Students at Community College of Philadelphia can breathe a sigh of relief after faculty and staff voted last night not to strike.
Roughly 1,600 employees have been without a contract since their previous deal expired in August. There is no word on when negotiations will resume, but by not approving a strike, students can be assured that classes will not be disrupted.
“We are pleased that the Faculty and Staff Federation has decided not to disrupt the spring semester for our students, and that the Federation has agreed to continue to meet and work to achieve a fair and affordable contract settlement,” said a statement from the college.
The college made its supposed final offer last month. The proposal is a five-year deal with no raise in the first year, and a 10.5 percent raise over the next four years. Workers will not have to pay health care premiums, but would see an increase in co-pays and a deductible for the first time, according to college president Stephen Curtis.

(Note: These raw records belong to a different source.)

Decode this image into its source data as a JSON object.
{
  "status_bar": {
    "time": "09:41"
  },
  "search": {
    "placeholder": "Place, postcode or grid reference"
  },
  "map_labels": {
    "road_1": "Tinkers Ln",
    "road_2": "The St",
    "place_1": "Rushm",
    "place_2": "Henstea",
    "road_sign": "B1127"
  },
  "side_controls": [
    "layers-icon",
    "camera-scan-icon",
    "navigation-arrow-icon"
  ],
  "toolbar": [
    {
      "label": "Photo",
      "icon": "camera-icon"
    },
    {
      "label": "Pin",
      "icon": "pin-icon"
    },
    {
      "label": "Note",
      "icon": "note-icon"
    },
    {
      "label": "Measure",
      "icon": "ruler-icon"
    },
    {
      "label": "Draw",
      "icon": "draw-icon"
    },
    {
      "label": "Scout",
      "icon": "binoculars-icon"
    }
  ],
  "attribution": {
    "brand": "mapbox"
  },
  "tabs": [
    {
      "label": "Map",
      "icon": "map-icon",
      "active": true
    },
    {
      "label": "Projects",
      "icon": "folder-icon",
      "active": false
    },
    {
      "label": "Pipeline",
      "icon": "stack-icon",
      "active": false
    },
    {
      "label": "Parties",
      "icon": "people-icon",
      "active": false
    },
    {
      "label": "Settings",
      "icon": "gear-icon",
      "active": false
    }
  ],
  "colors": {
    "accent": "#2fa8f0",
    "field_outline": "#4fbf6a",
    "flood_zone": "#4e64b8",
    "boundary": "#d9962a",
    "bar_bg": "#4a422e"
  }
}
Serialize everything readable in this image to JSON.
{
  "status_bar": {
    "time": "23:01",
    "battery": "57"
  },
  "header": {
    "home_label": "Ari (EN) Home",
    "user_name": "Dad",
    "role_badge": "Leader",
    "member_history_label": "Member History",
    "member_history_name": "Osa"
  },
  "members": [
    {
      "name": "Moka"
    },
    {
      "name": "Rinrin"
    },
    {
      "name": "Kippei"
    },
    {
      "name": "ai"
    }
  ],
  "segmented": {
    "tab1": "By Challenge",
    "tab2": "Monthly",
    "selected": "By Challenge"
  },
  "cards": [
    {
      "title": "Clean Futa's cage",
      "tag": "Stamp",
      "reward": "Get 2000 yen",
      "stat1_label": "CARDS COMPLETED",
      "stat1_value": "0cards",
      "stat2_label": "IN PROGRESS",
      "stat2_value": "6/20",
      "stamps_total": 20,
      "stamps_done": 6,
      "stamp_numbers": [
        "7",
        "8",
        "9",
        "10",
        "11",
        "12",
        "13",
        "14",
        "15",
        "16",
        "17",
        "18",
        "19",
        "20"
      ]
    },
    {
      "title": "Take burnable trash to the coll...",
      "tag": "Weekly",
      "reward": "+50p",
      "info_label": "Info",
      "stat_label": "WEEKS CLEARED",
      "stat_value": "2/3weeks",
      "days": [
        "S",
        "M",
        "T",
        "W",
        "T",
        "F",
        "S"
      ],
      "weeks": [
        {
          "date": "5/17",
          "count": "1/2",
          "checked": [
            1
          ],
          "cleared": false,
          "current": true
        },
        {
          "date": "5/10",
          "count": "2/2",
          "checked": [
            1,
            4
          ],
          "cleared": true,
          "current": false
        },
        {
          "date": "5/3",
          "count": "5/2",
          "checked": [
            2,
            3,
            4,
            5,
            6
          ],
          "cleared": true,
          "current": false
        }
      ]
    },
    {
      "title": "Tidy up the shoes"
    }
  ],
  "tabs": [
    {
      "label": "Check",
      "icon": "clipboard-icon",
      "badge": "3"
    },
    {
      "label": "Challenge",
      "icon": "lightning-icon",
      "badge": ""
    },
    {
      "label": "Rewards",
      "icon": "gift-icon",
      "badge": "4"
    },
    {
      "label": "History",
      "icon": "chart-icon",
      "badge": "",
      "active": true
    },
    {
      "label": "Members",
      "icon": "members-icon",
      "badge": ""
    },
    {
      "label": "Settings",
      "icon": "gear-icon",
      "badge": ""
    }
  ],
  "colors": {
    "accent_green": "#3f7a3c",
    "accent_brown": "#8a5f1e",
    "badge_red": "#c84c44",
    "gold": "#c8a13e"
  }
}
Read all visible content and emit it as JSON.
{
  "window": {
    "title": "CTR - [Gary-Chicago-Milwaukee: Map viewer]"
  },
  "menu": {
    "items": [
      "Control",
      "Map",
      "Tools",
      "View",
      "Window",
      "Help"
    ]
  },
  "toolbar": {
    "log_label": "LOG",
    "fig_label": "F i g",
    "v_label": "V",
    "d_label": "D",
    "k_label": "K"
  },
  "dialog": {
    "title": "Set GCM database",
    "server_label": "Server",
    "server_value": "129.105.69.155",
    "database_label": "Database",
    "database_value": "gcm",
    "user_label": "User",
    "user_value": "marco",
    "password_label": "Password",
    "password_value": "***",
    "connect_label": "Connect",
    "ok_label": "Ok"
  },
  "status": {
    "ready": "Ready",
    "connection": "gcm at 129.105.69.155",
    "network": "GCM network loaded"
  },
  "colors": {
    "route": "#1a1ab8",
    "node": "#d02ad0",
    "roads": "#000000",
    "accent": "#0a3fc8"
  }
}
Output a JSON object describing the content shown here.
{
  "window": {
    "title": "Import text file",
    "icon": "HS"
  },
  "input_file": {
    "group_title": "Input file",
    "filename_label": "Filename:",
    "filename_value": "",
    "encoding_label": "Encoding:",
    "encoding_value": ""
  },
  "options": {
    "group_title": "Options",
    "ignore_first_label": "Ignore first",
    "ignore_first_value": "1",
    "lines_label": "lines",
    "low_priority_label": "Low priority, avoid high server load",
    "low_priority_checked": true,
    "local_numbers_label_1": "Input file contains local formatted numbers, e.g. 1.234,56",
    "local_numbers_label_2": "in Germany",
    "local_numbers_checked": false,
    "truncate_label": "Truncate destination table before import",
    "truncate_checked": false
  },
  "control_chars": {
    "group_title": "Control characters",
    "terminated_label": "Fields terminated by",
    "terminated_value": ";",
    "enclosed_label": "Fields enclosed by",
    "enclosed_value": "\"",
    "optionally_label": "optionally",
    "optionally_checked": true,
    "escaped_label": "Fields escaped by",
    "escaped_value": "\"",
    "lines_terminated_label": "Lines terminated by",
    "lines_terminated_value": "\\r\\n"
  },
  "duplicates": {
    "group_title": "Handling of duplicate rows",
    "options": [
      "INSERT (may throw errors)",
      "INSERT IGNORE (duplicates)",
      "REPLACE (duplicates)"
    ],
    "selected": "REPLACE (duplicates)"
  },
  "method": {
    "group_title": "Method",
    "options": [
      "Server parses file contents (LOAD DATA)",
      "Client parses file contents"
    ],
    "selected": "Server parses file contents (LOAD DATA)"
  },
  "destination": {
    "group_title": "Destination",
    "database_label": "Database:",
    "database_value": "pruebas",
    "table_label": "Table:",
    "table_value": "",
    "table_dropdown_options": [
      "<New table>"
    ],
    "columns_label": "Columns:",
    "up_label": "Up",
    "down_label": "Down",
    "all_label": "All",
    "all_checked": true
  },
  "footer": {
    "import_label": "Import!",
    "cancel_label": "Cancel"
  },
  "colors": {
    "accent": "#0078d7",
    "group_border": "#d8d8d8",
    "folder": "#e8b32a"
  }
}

“As a public institution, we face what most public institutions face these days: an economy that has led to declining public dollars for high education,” Curtis said yesterday before the vote. “We think we’ve made a good offer. We are hopeful that over time the union will come to an agreement with us.”
The two sides have been negotiating for 14 months, but talks have slowed recently, Curtis said, due to “the unwillingness of the union to confront the realities of funding.”